Blue Valentine, writer-director Derek Cianfrance’s remarkably honest examination of a marriage blown apart, is essentially two excellent films in one: A sweet, passionate romance and a blistering, nasty break-up picture.
In one part of the film, we see Dean and Cindy (Ryan Gosling and Michelle Williams) magically falling in love and moving toward marriage. This part of the film is shot with a beautiful romantic grace and is full of promise.
In the other phase, we see Dean and Cindy a few years down the road, married and raising a child, their marriage a terrible mess. Each of them possesses only slight hints of the joy and happiness depicted in the earlier years, and the scenes are appropriately shot with a grainy, gritty realism.
Rather than showing them chronologically, Cianfrance interweaves the two periods—the past alternating scenes with the future—and the effect is heartbreaking.
When Dean and Cindy meet, he works for a moving company. He doesn’t have much in the way of future prospects, but he’s ultra charming and looks like Ryan Gosling, so he’s got that going for him. Cindy is a med student currently in a relationship, where she is less than impressed. The two meet up by chance, and sparks fly.
Cut to a few years later, when Dean has graduated to painting houses and drinking all day, while Cindy is a nurse at a practice where the doctor might have nefarious intentions. Life isn’t going as planned, Dean’s hairline is beginning to show the signs of stress, and Cindy has lost patience.
In one of the more memorable scenes, Dean warbles a tune and strums a ukulele while Cindy tap dances during their first date. The movie then cuts to a drunken Cindy in the future interrogating Dean about his lack of creative and vocational success.
The ukulele dance is one of the more joyful and romantic scenes I’ve seen in the last decade, while the drunken interrogation that immediately follows is one of the more brutally potent examples of a rotten human relationship ever put to film.
Blue Valentine was initially branded with the dreaded NC-17 rating by the MPAA for its sexual content, and that doesn’t surprise me. The sex scenes in this movie are explicit, emotionally and physically. The sex depicted during the happy phase is shocking in its enthusiasm and energy, while the bad phase raises an eyebrow due to its hateful, emotionally violent content. The film managed to get the NC-17 overturned without any cuts or re-edits, an impressive feat.
The realism doesn’t stop with the sex scenes. During an argument on a bridge walk in Manhattan, Gosling’s Dean—in an unscripted move—climbs a barrier fence and threatens to go over into the river while Williams frantically pleads for him to come down. No safety harnesses or nets for Gosling.

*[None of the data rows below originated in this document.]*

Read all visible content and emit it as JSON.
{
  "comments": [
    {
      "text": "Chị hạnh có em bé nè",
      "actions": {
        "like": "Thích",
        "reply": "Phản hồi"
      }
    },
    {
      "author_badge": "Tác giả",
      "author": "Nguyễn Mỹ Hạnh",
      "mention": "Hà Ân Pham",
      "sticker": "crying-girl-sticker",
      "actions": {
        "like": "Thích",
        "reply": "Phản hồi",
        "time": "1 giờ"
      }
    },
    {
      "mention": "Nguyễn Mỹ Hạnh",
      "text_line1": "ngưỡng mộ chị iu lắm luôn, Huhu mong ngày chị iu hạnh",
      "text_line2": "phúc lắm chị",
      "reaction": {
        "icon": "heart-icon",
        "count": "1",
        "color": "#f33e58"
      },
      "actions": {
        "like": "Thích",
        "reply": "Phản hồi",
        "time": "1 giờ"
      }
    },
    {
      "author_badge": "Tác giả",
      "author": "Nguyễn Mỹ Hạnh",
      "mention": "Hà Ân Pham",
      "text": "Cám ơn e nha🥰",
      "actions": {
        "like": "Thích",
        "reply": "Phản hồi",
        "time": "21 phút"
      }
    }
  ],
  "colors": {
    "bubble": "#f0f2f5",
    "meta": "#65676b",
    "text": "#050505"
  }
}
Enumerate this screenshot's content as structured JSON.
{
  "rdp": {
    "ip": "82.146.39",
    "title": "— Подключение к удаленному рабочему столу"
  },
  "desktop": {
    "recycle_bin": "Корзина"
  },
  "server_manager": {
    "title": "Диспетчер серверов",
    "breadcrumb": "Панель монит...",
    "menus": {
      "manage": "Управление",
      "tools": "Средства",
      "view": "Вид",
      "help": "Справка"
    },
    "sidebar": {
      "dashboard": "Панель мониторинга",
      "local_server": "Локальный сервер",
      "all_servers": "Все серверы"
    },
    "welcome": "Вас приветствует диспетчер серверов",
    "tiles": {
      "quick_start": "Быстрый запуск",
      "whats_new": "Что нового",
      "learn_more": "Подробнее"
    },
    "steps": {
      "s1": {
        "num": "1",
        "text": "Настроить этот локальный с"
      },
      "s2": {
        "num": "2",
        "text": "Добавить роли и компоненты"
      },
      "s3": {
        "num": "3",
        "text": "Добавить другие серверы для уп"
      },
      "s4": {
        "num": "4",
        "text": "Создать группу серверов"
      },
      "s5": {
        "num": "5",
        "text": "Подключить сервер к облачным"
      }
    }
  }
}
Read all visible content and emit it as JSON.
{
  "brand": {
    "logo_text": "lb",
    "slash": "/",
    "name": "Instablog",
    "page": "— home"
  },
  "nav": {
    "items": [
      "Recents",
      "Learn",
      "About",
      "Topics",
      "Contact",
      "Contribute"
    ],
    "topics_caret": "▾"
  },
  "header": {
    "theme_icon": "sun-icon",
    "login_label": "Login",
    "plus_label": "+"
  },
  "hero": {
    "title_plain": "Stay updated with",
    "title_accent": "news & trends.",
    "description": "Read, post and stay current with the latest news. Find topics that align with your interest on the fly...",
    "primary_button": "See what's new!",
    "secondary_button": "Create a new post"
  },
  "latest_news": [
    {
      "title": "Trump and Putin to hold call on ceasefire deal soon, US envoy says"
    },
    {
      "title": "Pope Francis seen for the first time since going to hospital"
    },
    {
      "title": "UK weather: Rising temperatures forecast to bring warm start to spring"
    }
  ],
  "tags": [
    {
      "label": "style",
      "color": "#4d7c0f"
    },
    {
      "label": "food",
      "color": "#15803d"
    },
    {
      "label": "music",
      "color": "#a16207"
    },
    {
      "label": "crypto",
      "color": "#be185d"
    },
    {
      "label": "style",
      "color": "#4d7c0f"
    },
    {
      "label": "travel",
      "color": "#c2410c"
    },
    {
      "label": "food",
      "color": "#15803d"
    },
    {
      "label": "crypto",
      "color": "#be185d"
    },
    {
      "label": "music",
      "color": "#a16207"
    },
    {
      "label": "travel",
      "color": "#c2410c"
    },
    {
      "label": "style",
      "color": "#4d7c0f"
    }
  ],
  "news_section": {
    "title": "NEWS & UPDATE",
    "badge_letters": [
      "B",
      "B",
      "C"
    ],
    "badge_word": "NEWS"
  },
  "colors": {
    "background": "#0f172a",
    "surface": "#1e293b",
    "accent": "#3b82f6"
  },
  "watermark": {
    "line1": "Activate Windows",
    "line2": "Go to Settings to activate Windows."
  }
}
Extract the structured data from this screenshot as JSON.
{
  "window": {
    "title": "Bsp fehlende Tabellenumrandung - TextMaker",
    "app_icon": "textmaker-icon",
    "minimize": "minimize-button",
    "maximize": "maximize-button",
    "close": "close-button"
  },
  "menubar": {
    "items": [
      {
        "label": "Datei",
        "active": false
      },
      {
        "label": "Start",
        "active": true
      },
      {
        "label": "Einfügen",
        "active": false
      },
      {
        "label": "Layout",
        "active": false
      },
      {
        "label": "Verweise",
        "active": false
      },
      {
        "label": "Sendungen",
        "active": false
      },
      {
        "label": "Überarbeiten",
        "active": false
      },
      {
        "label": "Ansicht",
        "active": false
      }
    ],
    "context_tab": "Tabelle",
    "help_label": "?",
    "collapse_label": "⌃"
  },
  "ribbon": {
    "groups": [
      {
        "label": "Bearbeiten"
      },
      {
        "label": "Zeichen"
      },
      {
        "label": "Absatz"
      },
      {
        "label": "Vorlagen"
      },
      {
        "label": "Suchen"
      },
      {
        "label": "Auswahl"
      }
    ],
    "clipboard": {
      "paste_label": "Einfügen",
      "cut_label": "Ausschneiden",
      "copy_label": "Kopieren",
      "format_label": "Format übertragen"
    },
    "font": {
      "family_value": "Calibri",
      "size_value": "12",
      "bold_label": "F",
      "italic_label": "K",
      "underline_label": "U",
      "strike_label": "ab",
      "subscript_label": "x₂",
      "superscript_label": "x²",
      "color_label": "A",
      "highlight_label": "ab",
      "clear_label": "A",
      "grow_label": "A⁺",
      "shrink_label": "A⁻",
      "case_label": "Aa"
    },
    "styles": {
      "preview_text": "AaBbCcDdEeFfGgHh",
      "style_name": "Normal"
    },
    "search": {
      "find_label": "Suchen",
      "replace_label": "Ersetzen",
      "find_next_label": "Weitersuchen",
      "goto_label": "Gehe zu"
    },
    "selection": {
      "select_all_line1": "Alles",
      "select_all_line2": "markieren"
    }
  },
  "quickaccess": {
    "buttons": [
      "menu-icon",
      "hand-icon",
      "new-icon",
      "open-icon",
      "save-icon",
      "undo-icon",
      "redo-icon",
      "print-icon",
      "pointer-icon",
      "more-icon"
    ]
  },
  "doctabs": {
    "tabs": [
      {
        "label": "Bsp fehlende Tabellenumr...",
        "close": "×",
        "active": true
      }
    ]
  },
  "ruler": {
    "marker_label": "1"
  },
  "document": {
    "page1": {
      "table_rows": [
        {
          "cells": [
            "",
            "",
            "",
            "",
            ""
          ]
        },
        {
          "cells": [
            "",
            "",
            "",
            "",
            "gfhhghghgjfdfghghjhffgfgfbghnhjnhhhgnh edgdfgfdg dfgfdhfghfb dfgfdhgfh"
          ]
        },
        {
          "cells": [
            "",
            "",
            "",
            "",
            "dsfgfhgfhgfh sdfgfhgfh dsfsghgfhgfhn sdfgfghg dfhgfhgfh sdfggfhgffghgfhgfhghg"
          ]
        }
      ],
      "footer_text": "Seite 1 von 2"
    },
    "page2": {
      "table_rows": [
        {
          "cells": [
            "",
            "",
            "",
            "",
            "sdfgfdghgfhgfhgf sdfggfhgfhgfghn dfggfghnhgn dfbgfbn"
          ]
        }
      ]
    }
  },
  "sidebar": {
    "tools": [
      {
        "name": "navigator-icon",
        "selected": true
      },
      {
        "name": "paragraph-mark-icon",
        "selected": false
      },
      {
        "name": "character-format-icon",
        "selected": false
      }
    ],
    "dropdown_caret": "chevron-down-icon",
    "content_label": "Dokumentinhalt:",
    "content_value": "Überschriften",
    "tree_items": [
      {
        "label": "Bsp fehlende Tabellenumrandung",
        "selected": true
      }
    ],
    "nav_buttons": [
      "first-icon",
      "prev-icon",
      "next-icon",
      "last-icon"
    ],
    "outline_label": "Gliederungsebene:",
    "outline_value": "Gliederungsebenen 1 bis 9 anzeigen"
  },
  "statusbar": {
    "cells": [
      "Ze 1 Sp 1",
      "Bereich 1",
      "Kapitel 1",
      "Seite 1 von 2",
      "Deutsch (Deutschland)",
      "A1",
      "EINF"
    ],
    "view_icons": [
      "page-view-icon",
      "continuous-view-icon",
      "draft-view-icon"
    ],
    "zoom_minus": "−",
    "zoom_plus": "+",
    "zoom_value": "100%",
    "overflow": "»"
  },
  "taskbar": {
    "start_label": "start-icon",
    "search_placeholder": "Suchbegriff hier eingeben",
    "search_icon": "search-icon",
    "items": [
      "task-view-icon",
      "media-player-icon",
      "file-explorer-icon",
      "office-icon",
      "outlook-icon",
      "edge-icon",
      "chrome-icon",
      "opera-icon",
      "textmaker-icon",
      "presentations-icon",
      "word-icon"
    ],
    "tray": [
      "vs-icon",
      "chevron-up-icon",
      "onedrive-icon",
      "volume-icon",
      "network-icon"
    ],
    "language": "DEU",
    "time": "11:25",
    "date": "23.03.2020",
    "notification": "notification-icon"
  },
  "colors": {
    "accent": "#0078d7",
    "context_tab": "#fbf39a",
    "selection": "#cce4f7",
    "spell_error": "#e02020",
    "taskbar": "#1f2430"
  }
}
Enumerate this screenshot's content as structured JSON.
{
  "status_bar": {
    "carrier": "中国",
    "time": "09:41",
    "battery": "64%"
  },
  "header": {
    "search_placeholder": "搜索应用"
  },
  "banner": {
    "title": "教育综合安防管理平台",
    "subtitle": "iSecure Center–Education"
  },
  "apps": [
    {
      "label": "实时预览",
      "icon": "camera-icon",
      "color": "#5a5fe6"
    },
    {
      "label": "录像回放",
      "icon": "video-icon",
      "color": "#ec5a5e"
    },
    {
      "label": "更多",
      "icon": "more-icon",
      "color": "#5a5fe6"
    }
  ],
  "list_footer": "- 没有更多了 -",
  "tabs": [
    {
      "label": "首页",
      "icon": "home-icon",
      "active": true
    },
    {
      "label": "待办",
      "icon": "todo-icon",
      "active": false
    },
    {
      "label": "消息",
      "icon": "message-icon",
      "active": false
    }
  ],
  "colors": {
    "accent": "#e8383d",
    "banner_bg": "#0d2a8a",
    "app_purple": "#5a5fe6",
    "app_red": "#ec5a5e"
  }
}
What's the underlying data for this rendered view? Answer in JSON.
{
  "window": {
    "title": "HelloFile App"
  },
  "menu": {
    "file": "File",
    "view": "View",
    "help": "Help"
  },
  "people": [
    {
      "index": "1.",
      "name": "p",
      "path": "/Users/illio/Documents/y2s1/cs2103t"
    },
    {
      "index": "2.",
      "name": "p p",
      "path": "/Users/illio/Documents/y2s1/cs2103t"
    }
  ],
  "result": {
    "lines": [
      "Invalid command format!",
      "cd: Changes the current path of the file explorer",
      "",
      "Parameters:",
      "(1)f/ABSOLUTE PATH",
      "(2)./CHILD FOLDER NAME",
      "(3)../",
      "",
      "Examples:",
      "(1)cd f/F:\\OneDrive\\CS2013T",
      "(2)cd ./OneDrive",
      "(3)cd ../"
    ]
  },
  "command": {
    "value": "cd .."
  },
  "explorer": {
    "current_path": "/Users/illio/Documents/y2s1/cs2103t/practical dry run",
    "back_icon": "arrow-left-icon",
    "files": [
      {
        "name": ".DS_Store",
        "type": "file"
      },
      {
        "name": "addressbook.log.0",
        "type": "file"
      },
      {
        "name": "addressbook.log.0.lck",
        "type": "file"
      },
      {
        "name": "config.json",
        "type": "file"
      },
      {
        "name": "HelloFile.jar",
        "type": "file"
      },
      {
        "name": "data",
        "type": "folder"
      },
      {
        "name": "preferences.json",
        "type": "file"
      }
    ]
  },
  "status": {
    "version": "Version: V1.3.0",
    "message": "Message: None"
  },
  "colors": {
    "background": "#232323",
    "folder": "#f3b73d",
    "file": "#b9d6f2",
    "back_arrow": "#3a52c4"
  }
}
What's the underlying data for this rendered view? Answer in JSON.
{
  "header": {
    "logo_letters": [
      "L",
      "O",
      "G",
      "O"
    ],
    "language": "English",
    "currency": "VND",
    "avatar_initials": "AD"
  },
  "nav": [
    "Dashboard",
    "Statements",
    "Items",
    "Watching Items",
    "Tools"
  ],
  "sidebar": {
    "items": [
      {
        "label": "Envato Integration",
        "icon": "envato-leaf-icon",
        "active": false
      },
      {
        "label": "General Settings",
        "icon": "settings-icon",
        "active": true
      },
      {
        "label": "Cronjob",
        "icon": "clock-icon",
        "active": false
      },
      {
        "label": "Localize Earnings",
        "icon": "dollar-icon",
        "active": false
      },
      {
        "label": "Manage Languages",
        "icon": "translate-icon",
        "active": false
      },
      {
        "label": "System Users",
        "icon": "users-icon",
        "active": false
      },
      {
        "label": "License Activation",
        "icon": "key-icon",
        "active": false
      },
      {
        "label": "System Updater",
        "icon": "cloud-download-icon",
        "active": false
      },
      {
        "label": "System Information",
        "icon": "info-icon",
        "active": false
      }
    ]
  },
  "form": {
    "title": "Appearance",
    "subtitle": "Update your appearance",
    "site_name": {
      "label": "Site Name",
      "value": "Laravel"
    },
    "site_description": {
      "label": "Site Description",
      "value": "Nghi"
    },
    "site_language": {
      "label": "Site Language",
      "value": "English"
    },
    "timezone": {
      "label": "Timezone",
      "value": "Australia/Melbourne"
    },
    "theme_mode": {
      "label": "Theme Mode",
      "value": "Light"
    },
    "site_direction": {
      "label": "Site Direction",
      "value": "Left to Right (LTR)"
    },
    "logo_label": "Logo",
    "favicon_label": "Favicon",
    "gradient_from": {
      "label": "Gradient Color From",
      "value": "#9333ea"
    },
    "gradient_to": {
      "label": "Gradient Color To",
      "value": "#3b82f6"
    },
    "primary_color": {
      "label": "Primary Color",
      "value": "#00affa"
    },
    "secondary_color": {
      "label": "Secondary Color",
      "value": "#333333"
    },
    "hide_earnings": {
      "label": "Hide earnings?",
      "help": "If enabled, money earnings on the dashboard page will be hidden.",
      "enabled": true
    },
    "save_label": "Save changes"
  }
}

He’s an actor unafraid to take chances, something evident in nearly every film he’s in. His Dean is the epitome of full characterization, a sad man with a big heart fueling emotional instability. He’s equally charming and pathetic. Williams’ Cindy is a well-meaning woman who has made more than a few mistakes. The role requires Williams to go all in, physically and psychologically. It’s the sort of raw performance most actresses aren’t willing to undertake.
Cianfrance’s film is the ultimate depiction of how most relationships deteriorate from unabashed joy and dancing to arguments about how oatmeal is cooked. You could view the film as Dean and Cindy’s need to look for the pleasures of their past to work through the hardships of their present.
Or you could see it as a depiction of a toxic couple, who had no business ever getting together, with some hints for potential discord evident in their seemingly sunny early days. Cianfrance and his performers leave this entirely up to the viewer.
For the end credits, beautiful stills of younger and happier Dean and Cindy play over fireworks, and the nicely chosen musical track “Alligator” by Grizzly Bear. It’s like a memorial video for a once beautiful couple that has spiritually died.